|Hearing Aid and Hearing Aid Dual Use Dongle||9503825||III Holdings 4 LLC (Wilmington, Del)||11/22/2016|
|Multifunctional Wearable Audio-Sensing Electronic Device||9500515||Mass Moment LLC (New York, NY)||11/22/2016|
|Method for Adjusting Parameters of a Hearing Aid Functionality Provided in a Consumer Electronics Device||9503824||Jacoti BVB (Wevelgem, Belgium)||11/22/2016|
|Method and apparatus for a binaural hearing assistance system using monaural audio signals||9510111||Starkey Laboratories, Inc. (Eden Prairie, MN)||11/29/2016|
|Method and apparatus for communication between hearing assistance devices in a bluetooth network||9510113||Starkey Laboratories, Inc. (Eden Prairie, MN)||11/29/2016|
|Systems and methods for managing power consumption in a wireless network||9510283||Starkey Laboratories, Inc. (Eden Prairie, MN)||11/29/2016|
|RF transmitter for electrically short antenna||9509345||Oticon A/S (Smorum, Denmark)||11/29/2016|
|External microphone array and hearing aid using it||9510112||Oticon A/S (Smorum, Denmark)||11/29/2016|
|Audio processing pipeline for auditory prosthesis having a common, and two or more stimulator-specific, frequency-analysis stages||9510114||Cochlear Limited (Macquarie University, NSW, AU)||11/29/2016|
Editor’s note: The Patent Series is updated monthly now, and every two months in the past. Click links for patents approved in October 2016, Sept 2016, Jul/Aug 2016, May/Jun 2016, Mar/Apr 2016, Jan/Feb 2016, Nov/Dec 2015, Sept/Oct 2015, Jul/Aug 2015, May/Jun 2015, Mar/Apr 2015, Jan/Feb 2015, Nov/Dec 2014, Sep/Oct 2014, July/Aug 2014, May/Jun 2014, Mar/Apr 2014, Jan/Feb 2014, Nov/Dec 2013, September/October 2013, Jul/Aug 2013, May/Jun 2013, Mar/Apr 2013, Jan/Feb 2013, Nov/Dec 2012

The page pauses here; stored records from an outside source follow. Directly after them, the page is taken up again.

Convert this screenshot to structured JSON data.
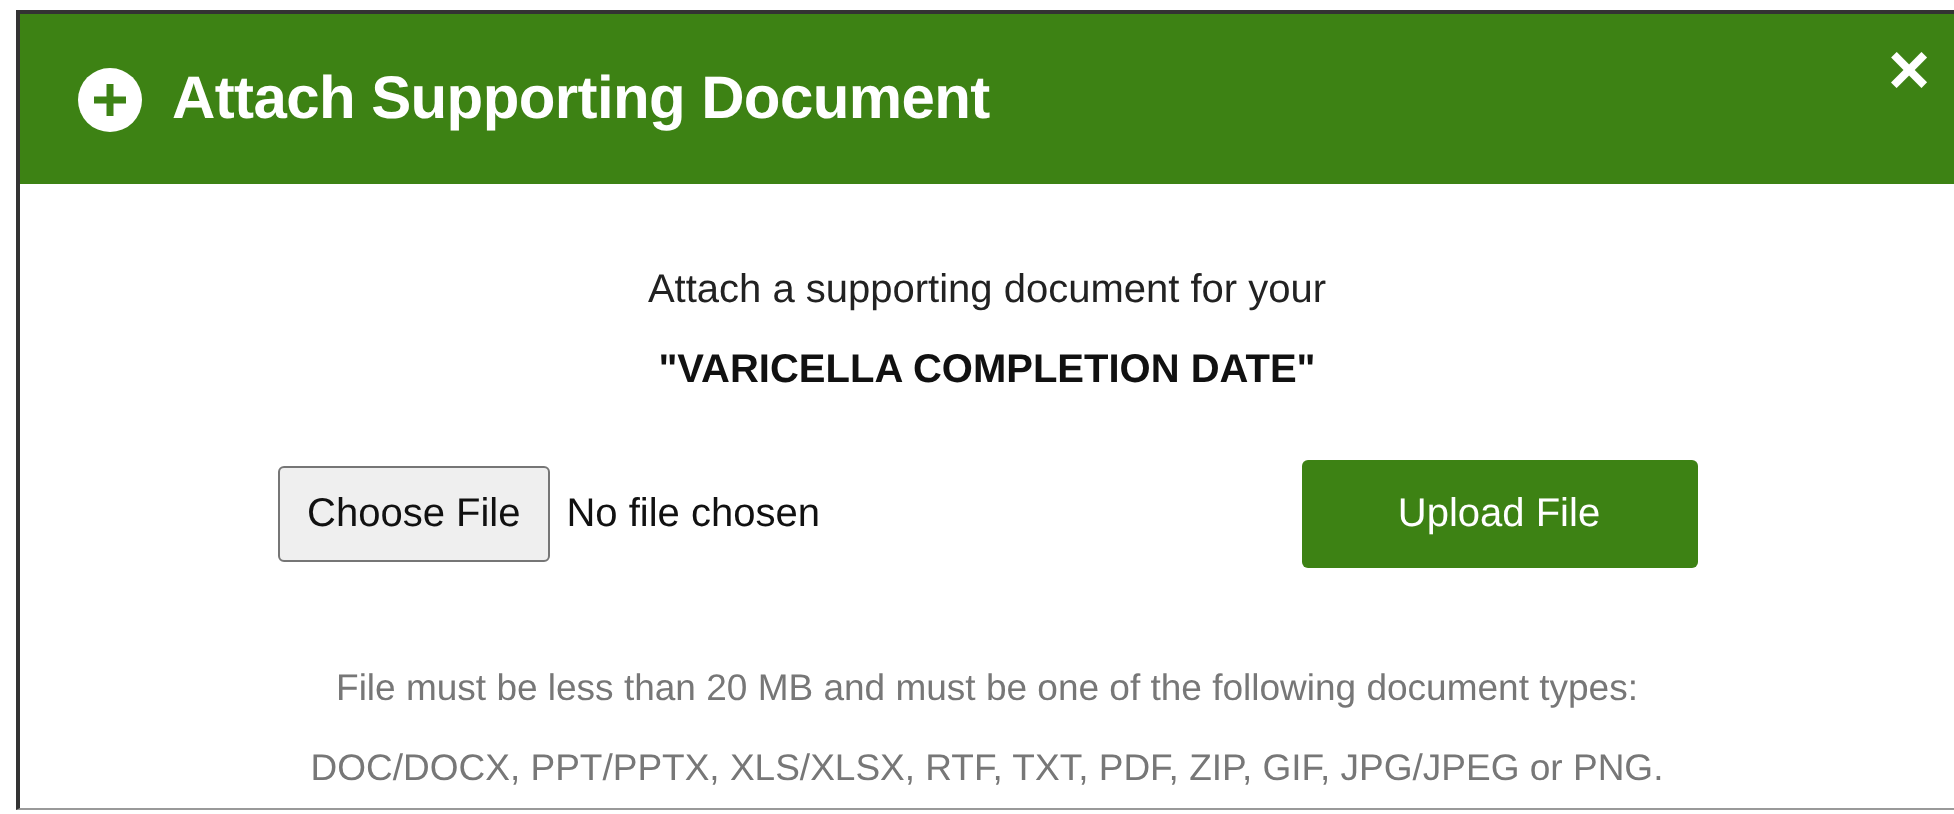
{
  "dialog": {
    "title": "Attach Supporting Document",
    "close": "×",
    "intro": "Attach a supporting document for your",
    "field_name": "\"VARICELLA COMPLETION DATE\"",
    "file_input": {
      "button": "Choose File",
      "status": "No file chosen"
    },
    "upload_button": "Upload File",
    "note_lines": [
      "File must be less than 20 MB and must be one of the following document types:",
      "DOC/DOCX, PPT/PPTX, XLS/XLSX, RTF, TXT, PDF, ZIP, GIF, JPG/JPEG or PNG."
    ]
  }
}
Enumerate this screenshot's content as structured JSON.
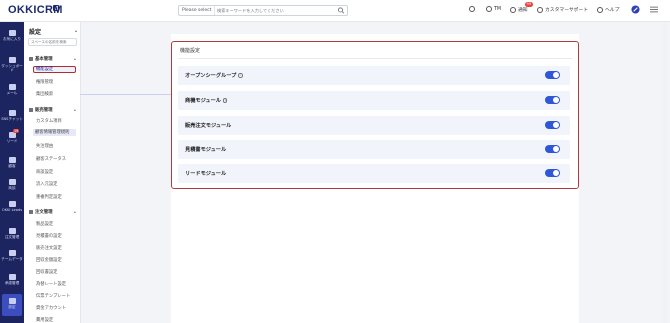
{
  "header": {
    "logo": "OKKICRM",
    "logo_badge": "AI",
    "search_select": "Please select",
    "search_placeholder": "検索キーワードを入力してください",
    "user": "TM",
    "notify": "通知",
    "notify_badge": "99",
    "support": "カスタマーサポート",
    "help": "ヘルプ"
  },
  "leftnav": {
    "items": [
      {
        "label": "お気に入り"
      },
      {
        "label": "ダッシュボード"
      },
      {
        "label": "メール"
      },
      {
        "label": "SNSチャット"
      },
      {
        "label": "リード",
        "badge": "19"
      },
      {
        "label": "顧客"
      },
      {
        "label": "商談"
      },
      {
        "label": "OKKI Leads"
      },
      {
        "label": "注文管理"
      },
      {
        "label": "チームデータ"
      },
      {
        "label": "承認管理"
      },
      {
        "label": "設定"
      }
    ]
  },
  "submenu": {
    "title": "設定",
    "search_placeholder": "スペースの名前を検索",
    "groups": [
      {
        "label": "基本管理",
        "items": [
          "機能設定",
          "権限管理",
          "集団検索"
        ]
      },
      {
        "label": "販売管理",
        "items": [
          "カスタム項目",
          "顧客情報管理規則",
          "失注理由",
          "顧客ステータス",
          "商談設定",
          "流入元設定",
          "重複判定設定"
        ]
      },
      {
        "label": "注文管理",
        "items": [
          "製品設定",
          "見積書の設定",
          "販売注文設定",
          "回収金額設定",
          "回収書設定",
          "為替レート設定",
          "伝票テンプレート",
          "資金アカウント",
          "費用設定"
        ]
      }
    ]
  },
  "content": {
    "title": "機能設定",
    "rows": [
      {
        "label": "オープンシーグループ",
        "info": true,
        "enabled": true
      },
      {
        "label": "商機モジュール",
        "info": true,
        "enabled": true
      },
      {
        "label": "販売注文モジュール",
        "info": false,
        "enabled": true
      },
      {
        "label": "見積書モジュール",
        "info": false,
        "enabled": true
      },
      {
        "label": "リードモジュール",
        "info": false,
        "enabled": true
      }
    ]
  },
  "colors": {
    "nav_bg": "#1c2560",
    "accent": "#2f57d8",
    "highlight_border": "#b33a3a"
  }
}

Reproduced with kind permission from hearinghealthmatters.org.